═══ Record extracts

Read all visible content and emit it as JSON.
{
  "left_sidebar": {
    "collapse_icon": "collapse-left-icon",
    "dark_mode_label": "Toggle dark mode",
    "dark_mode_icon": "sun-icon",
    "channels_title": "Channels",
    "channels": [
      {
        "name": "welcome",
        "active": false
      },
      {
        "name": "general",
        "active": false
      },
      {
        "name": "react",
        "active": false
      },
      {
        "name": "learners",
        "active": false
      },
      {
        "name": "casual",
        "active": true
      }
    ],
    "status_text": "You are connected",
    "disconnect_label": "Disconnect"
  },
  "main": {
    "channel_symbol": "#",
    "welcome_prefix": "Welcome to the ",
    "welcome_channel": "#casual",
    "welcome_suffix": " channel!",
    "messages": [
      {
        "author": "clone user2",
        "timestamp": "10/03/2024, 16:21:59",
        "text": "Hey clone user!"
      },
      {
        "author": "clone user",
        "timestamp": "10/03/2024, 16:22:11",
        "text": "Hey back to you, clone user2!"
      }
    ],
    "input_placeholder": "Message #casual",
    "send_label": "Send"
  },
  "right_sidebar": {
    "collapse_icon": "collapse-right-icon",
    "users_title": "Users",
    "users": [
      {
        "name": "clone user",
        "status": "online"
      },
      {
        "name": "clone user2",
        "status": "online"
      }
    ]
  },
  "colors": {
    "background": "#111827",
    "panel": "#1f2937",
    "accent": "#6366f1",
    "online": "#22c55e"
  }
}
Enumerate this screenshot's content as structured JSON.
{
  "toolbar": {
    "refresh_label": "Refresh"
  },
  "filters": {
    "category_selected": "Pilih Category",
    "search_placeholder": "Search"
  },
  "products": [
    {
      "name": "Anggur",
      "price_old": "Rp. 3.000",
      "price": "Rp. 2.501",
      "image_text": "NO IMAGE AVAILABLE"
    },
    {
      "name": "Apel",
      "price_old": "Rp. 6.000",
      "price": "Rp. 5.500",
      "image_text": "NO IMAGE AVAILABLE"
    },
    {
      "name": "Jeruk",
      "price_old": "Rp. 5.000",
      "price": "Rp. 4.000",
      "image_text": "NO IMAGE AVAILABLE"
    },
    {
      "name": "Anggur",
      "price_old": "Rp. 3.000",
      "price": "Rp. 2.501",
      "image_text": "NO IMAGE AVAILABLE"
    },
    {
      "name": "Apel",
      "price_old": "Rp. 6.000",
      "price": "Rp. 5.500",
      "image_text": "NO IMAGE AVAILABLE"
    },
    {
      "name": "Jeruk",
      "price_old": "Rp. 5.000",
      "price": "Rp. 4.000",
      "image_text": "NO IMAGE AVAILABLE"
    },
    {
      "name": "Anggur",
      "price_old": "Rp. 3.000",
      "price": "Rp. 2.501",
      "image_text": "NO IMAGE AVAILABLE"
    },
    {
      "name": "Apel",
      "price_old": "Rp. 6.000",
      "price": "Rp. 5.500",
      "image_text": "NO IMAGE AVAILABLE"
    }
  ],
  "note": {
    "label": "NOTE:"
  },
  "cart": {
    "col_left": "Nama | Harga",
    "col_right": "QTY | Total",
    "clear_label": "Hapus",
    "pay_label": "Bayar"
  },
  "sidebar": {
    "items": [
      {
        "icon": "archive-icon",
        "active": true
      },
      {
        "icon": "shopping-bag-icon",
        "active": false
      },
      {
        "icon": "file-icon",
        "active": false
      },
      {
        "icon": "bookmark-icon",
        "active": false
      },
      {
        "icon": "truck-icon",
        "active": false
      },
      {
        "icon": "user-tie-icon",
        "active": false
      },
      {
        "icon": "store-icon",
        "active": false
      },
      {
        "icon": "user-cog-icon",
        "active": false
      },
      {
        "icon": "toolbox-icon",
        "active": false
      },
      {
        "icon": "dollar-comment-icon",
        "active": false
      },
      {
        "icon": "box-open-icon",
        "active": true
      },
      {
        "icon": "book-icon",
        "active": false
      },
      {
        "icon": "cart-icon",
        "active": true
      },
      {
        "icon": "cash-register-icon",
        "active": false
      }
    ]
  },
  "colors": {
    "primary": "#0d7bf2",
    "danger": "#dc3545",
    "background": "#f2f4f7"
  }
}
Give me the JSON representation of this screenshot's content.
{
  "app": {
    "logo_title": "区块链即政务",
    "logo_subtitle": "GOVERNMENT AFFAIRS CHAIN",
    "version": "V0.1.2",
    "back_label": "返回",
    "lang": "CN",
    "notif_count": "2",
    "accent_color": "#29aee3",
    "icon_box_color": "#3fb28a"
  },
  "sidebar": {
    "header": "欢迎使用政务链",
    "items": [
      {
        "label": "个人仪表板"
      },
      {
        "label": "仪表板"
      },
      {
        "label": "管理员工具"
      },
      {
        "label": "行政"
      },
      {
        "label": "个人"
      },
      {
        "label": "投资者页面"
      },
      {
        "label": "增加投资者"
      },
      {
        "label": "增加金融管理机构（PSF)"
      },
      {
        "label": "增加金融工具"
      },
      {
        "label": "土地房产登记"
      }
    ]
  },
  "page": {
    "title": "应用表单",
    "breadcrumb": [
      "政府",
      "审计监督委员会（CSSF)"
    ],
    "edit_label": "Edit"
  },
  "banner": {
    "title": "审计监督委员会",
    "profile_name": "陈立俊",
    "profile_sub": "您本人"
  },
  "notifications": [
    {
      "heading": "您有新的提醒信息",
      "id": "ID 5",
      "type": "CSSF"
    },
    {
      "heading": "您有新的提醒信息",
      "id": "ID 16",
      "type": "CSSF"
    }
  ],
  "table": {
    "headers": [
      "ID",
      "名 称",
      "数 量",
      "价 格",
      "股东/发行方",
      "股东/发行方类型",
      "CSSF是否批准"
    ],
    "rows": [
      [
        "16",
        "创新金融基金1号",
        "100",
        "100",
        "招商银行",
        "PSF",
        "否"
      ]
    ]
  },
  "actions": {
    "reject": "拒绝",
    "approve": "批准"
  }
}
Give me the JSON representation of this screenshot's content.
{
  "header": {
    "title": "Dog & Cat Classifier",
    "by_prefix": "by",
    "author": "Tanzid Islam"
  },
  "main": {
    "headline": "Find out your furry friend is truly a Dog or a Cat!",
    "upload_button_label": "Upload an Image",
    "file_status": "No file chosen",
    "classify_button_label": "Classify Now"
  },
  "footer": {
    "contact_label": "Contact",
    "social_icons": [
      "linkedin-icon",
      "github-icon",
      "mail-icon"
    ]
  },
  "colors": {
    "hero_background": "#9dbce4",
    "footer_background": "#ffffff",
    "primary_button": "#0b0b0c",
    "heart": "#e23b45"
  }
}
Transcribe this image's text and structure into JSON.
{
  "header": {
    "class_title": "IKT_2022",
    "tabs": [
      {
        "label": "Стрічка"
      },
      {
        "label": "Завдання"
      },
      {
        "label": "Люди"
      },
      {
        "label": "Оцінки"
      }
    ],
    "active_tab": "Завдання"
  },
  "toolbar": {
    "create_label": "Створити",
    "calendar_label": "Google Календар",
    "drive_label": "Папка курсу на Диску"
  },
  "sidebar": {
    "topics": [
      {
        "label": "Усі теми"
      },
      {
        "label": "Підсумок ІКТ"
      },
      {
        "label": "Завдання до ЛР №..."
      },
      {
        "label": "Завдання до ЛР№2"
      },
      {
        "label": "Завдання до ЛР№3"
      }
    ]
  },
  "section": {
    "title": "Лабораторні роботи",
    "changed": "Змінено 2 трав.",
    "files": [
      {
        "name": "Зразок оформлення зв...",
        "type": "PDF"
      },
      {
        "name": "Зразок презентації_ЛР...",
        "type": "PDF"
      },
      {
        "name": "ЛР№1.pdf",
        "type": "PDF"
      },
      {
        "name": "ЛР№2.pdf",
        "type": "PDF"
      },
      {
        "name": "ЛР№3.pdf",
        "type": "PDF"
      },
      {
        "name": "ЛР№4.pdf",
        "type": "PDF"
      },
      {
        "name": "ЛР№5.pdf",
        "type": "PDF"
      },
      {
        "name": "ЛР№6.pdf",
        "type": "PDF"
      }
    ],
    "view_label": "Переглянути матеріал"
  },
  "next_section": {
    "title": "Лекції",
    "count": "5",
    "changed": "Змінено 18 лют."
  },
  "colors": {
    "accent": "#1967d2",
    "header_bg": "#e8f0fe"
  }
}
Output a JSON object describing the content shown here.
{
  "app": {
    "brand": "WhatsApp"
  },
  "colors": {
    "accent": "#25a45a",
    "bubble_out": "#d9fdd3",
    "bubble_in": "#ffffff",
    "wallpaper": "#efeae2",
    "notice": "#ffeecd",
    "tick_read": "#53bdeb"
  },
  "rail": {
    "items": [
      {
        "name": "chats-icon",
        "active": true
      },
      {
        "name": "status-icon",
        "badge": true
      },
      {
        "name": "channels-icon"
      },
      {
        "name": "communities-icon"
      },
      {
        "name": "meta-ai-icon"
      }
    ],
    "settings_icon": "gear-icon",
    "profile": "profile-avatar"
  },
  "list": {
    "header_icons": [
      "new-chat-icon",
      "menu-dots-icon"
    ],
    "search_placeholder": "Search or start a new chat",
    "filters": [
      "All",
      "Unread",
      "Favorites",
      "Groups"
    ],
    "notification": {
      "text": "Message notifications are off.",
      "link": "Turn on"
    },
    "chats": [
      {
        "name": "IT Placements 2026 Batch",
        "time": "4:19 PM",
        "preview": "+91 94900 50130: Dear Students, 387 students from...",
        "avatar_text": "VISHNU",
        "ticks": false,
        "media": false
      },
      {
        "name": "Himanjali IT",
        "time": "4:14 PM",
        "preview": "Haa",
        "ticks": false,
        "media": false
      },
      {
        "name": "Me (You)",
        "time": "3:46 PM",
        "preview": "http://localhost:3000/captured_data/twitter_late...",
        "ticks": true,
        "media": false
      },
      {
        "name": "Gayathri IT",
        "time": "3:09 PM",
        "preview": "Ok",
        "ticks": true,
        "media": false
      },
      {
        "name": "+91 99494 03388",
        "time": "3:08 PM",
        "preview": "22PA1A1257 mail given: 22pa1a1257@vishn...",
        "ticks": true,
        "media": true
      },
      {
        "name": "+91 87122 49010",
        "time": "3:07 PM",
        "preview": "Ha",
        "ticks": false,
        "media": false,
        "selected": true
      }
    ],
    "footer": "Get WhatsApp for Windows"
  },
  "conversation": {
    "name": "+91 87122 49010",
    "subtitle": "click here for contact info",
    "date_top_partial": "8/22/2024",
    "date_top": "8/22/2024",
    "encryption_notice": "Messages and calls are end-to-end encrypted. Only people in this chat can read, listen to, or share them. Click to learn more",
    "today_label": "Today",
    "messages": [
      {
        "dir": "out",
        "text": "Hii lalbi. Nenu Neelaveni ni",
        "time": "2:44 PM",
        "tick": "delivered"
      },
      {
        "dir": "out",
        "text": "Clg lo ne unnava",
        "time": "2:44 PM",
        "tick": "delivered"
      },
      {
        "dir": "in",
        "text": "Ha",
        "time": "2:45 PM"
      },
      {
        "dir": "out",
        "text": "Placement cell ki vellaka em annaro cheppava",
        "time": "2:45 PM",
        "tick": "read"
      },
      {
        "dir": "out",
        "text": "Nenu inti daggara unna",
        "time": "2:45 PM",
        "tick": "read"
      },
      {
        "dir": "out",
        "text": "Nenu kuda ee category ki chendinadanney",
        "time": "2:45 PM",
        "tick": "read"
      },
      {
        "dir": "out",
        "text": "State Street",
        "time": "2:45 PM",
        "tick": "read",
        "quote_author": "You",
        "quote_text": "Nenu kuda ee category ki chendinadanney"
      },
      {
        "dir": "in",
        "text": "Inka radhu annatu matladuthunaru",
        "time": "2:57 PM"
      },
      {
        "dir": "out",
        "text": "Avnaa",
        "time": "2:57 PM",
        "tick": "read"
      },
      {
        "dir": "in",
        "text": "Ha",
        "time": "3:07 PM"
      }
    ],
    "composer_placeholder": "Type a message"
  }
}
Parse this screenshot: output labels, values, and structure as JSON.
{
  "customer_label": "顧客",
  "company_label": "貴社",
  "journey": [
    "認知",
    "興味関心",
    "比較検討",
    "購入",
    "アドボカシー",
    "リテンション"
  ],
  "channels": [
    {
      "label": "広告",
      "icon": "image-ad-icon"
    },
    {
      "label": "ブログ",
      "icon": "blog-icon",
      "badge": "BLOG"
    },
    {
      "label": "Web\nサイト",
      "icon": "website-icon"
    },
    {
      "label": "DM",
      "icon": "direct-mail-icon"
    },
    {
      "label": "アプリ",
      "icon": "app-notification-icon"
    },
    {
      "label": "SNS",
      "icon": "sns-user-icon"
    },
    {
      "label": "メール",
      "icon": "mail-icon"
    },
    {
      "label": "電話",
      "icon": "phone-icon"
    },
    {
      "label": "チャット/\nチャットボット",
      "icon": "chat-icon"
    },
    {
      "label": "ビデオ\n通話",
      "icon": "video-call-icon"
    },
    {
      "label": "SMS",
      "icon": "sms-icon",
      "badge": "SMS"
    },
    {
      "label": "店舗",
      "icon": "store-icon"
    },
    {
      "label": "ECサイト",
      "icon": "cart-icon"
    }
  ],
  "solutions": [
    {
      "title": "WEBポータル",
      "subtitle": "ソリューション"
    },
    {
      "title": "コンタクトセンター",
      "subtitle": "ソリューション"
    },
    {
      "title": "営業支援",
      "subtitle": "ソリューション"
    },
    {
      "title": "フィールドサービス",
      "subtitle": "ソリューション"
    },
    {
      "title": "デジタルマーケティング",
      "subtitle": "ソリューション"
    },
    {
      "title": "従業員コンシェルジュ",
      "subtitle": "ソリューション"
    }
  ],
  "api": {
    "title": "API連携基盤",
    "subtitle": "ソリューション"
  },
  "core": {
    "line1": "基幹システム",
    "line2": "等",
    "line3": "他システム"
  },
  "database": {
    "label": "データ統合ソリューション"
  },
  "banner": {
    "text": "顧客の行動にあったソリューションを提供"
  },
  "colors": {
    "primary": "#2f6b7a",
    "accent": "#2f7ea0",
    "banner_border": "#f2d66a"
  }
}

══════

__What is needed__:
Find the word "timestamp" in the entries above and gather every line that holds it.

__Output for this task__:
        "timestamp": "10/03/2024, 16:21:59",
        "timestamp": "10/03/2024, 16:22:11",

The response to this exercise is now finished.